- Exercise description
Restate the data below word for word. Skip any images it contains.

(Dataset rows for apps and sites)
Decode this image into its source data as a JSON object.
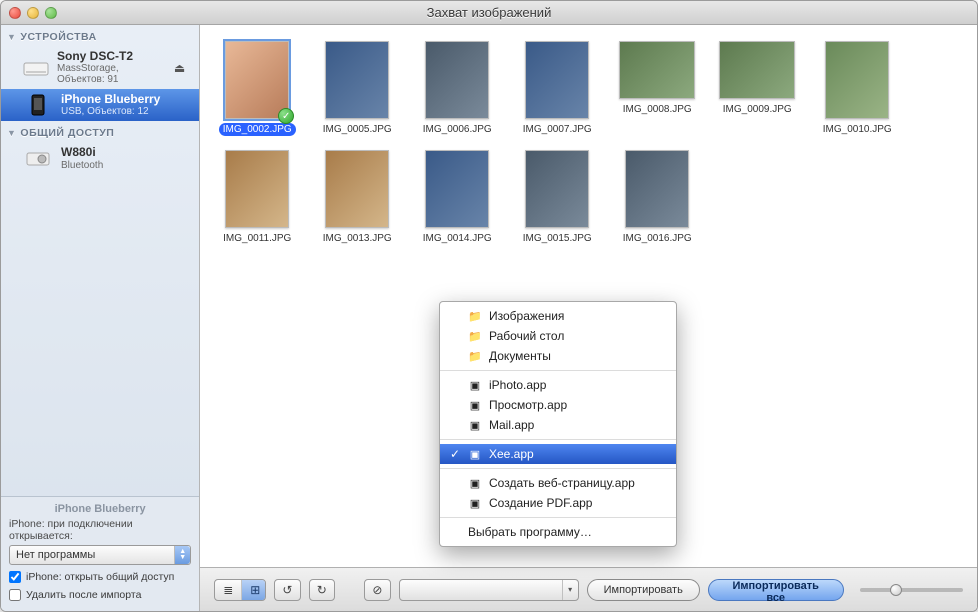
{
  "window": {
    "title": "Захват изображений"
  },
  "sidebar": {
    "devices_header": "УСТРОЙСТВА",
    "shared_header": "ОБЩИЙ ДОСТУП",
    "devices": [
      {
        "name": "Sony DSC-T2",
        "sub": "MassStorage, Объектов: 91"
      },
      {
        "name": "iPhone Blueberry",
        "sub": "USB, Объектов: 12"
      }
    ],
    "shared": [
      {
        "name": "W880i",
        "sub": "Bluetooth"
      }
    ]
  },
  "sidebar_bottom": {
    "title": "iPhone Blueberry",
    "open_label": "iPhone: при подключении открывается:",
    "select_value": "Нет программы",
    "share_label": "iPhone: открыть общий доступ",
    "delete_label": "Удалить после импорта"
  },
  "images": [
    {
      "file": "IMG_0002.JPG",
      "selected": true,
      "check": true,
      "wide": false,
      "tone": "a"
    },
    {
      "file": "IMG_0005.JPG",
      "selected": false,
      "check": false,
      "wide": false,
      "tone": "b"
    },
    {
      "file": "IMG_0006.JPG",
      "selected": false,
      "check": false,
      "wide": false,
      "tone": "d"
    },
    {
      "file": "IMG_0007.JPG",
      "selected": false,
      "check": false,
      "wide": false,
      "tone": "b"
    },
    {
      "file": "IMG_0008.JPG",
      "selected": false,
      "check": false,
      "wide": true,
      "tone": "c"
    },
    {
      "file": "IMG_0009.JPG",
      "selected": false,
      "check": false,
      "wide": true,
      "tone": "c"
    },
    {
      "file": "IMG_0010.JPG",
      "selected": false,
      "check": false,
      "wide": false,
      "tone": "f"
    },
    {
      "file": "IMG_0011.JPG",
      "selected": false,
      "check": false,
      "wide": false,
      "tone": "e"
    },
    {
      "file": "IMG_0013.JPG",
      "selected": false,
      "check": false,
      "wide": false,
      "tone": "e"
    },
    {
      "file": "IMG_0014.JPG",
      "selected": false,
      "check": false,
      "wide": false,
      "tone": "b"
    },
    {
      "file": "IMG_0015.JPG",
      "selected": false,
      "check": false,
      "wide": false,
      "tone": "d"
    },
    {
      "file": "IMG_0016.JPG",
      "selected": false,
      "check": false,
      "wide": false,
      "tone": "d"
    }
  ],
  "toolbar": {
    "import_button": "Импортировать",
    "import_all_button": "Импортировать все"
  },
  "popup": {
    "groups": [
      [
        {
          "label": "Изображения",
          "icon": "folder"
        },
        {
          "label": "Рабочий стол",
          "icon": "folder"
        },
        {
          "label": "Документы",
          "icon": "folder"
        }
      ],
      [
        {
          "label": "iPhoto.app",
          "icon": "app"
        },
        {
          "label": "Просмотр.app",
          "icon": "app"
        },
        {
          "label": "Mail.app",
          "icon": "app"
        }
      ],
      [
        {
          "label": "Xee.app",
          "icon": "app",
          "selected": true
        }
      ],
      [
        {
          "label": "Создать веб-страницу.app",
          "icon": "app"
        },
        {
          "label": "Создание PDF.app",
          "icon": "app"
        }
      ],
      [
        {
          "label": "Выбрать программу…",
          "icon": ""
        }
      ]
    ]
  }
}
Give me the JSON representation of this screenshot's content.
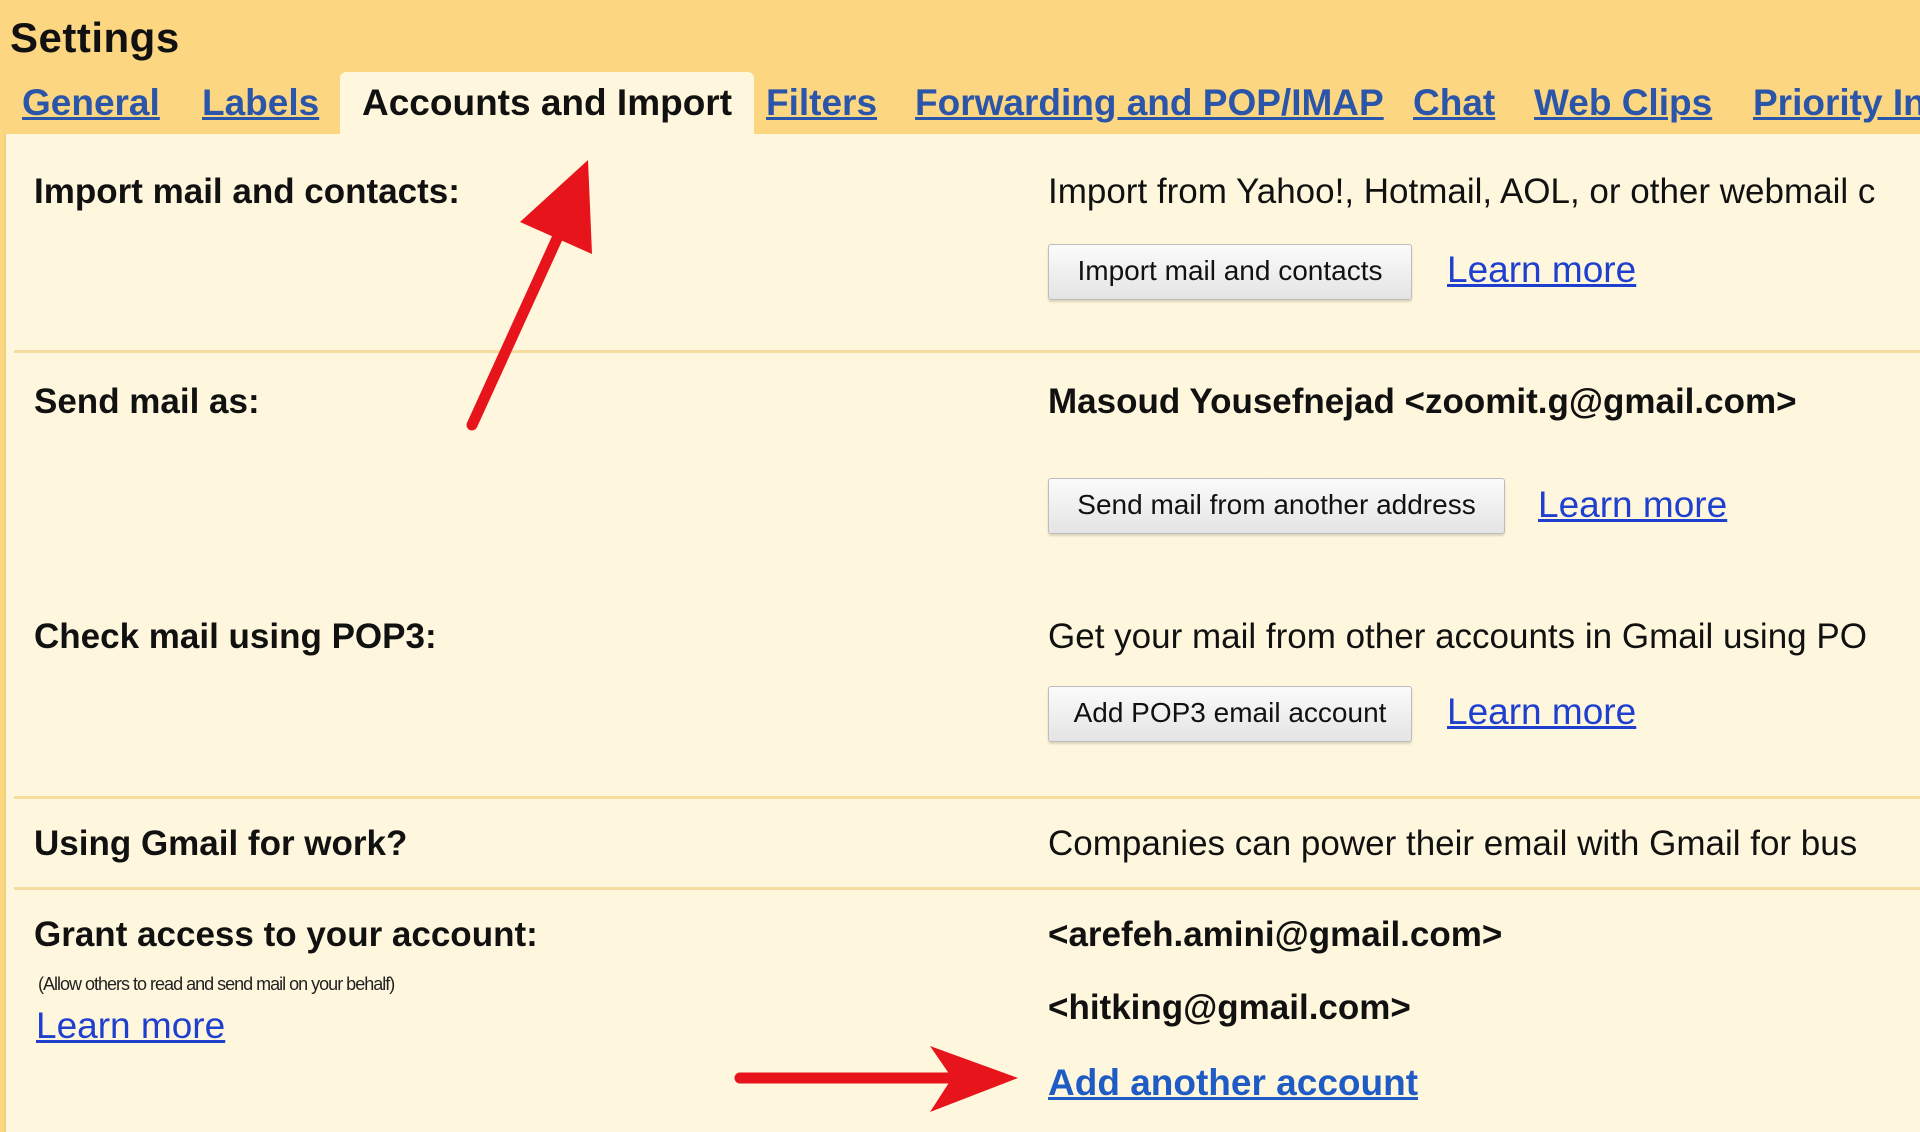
{
  "page": {
    "title": "Settings"
  },
  "tabs": [
    {
      "label": "General"
    },
    {
      "label": "Labels"
    },
    {
      "label": "Accounts and Import"
    },
    {
      "label": "Filters"
    },
    {
      "label": "Forwarding and POP/IMAP"
    },
    {
      "label": "Chat"
    },
    {
      "label": "Web Clips"
    },
    {
      "label": "Priority In"
    }
  ],
  "import": {
    "label": "Import mail and contacts:",
    "description": "Import from Yahoo!, Hotmail, AOL, or other webmail c",
    "button": "Import mail and contacts",
    "learn_more": "Learn more"
  },
  "send_as": {
    "label": "Send mail as:",
    "address": "Masoud Yousefnejad <zoomit.g@gmail.com>",
    "button": "Send mail from another address",
    "learn_more": "Learn more"
  },
  "pop3": {
    "label": "Check mail using POP3:",
    "description": "Get your mail from other accounts in Gmail using PO",
    "button": "Add POP3 email account",
    "learn_more": "Learn more"
  },
  "work": {
    "label": "Using Gmail for work?",
    "description": "Companies can power their email with Gmail for bus"
  },
  "grant": {
    "label": "Grant access to your account:",
    "note": "(Allow others to read and send mail on your behalf)",
    "learn_more": "Learn more",
    "accounts": [
      "<arefeh.amini@gmail.com>",
      "<hitking@gmail.com>"
    ],
    "add_link": "Add another account"
  },
  "annotation_color": "#e8141b"
}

- Exercise solution
Decode this image into its source data as a JSON object.
{
  "window": {
    "title": "Захват изображений"
  },
  "sidebar": {
    "devices_header": "УСТРОЙСТВА",
    "shared_header": "ОБЩИЙ ДОСТУП",
    "devices": [
      {
        "name": "Sony DSC-T2",
        "sub": "MassStorage, Объектов: 91"
      },
      {
        "name": "iPhone Blueberry",
        "sub": "USB, Объектов: 12"
      }
    ],
    "shared": [
      {
        "name": "W880i",
        "sub": "Bluetooth"
      }
    ]
  },
  "sidebar_bottom": {
    "title": "iPhone Blueberry",
    "open_label": "iPhone: при подключении открывается:",
    "select_value": "Нет программы",
    "share_label": "iPhone: открыть общий доступ",
    "delete_label": "Удалить после импорта"
  },
  "images": [
    {
      "file": "IMG_0002.JPG",
      "selected": true,
      "check": true,
      "wide": false,
      "tone": "a"
    },
    {
      "file": "IMG_0005.JPG",
      "selected": false,
      "check": false,
      "wide": false,
      "tone": "b"
    },
    {
      "file": "IMG_0006.JPG",
      "selected": false,
      "check": false,
      "wide": false,
      "tone": "d"
    },
    {
      "file": "IMG_0007.JPG",
      "selected": false,
      "check": false,
      "wide": false,
      "tone": "b"
    },
    {
      "file": "IMG_0008.JPG",
      "selected": false,
      "check": false,
      "wide": true,
      "tone": "c"
    },
    {
      "file": "IMG_0009.JPG",
      "selected": false,
      "check": false,
      "wide": true,
      "tone": "c"
    },
    {
      "file": "IMG_0010.JPG",
      "selected": false,
      "check": false,
      "wide": false,
      "tone": "f"
    },
    {
      "file": "IMG_0011.JPG",
      "selected": false,
      "check": false,
      "wide": false,
      "tone": "e"
    },
    {
      "file": "IMG_0013.JPG",
      "selected": false,
      "check": false,
      "wide": false,
      "tone": "e"
    },
    {
      "file": "IMG_0014.JPG",
      "selected": false,
      "check": false,
      "wide": false,
      "tone": "b"
    },
    {
      "file": "IMG_0015.JPG",
      "selected": false,
      "check": false,
      "wide": false,
      "tone": "d"
    },
    {
      "file": "IMG_0016.JPG",
      "selected": false,
      "check": false,
      "wide": false,
      "tone": "d"
    }
  ],
  "toolbar": {
    "import_button": "Импортировать",
    "import_all_button": "Импортировать все"
  },
  "popup": {
    "groups": [
      [
        {
          "label": "Изображения",
          "icon": "folder"
        },
        {
          "label": "Рабочий стол",
          "icon": "folder"
        },
        {
          "label": "Документы",
          "icon": "folder"
        }
      ],
      [
        {
          "label": "iPhoto.app",
          "icon": "app"
        },
        {
          "label": "Просмотр.app",
          "icon": "app"
        },
        {
          "label": "Mail.app",
          "icon": "app"
        }
      ],
      [
        {
          "label": "Xee.app",
          "icon": "app",
          "selected": true
        }
      ],
      [
        {
          "label": "Создать веб-страницу.app",
          "icon": "app"
        },
        {
          "label": "Создание PDF.app",
          "icon": "app"
        }
      ],
      [
        {
          "label": "Выбрать программу…",
          "icon": ""
        }
      ]
    ]
  }
}
Give me the JSON representation of this screenshot's content.
{
  "page": {
    "title": "Settings"
  },
  "tabs": [
    {
      "label": "General"
    },
    {
      "label": "Labels"
    },
    {
      "label": "Accounts and Import"
    },
    {
      "label": "Filters"
    },
    {
      "label": "Forwarding and POP/IMAP"
    },
    {
      "label": "Chat"
    },
    {
      "label": "Web Clips"
    },
    {
      "label": "Priority In"
    }
  ],
  "import": {
    "label": "Import mail and contacts:",
    "description": "Import from Yahoo!, Hotmail, AOL, or other webmail c",
    "button": "Import mail and contacts",
    "learn_more": "Learn more"
  },
  "send_as": {
    "label": "Send mail as:",
    "address": "Masoud Yousefnejad <zoomit.g@gmail.com>",
    "button": "Send mail from another address",
    "learn_more": "Learn more"
  },
  "pop3": {
    "label": "Check mail using POP3:",
    "description": "Get your mail from other accounts in Gmail using PO",
    "button": "Add POP3 email account",
    "learn_more": "Learn more"
  },
  "work": {
    "label": "Using Gmail for work?",
    "description": "Companies can power their email with Gmail for bus"
  },
  "grant": {
    "label": "Grant access to your account:",
    "note": "(Allow others to read and send mail on your behalf)",
    "learn_more": "Learn more",
    "accounts": [
      "<arefeh.amini@gmail.com>",
      "<hitking@gmail.com>"
    ],
    "add_link": "Add another account"
  },
  "annotation_color": "#e8141b"
}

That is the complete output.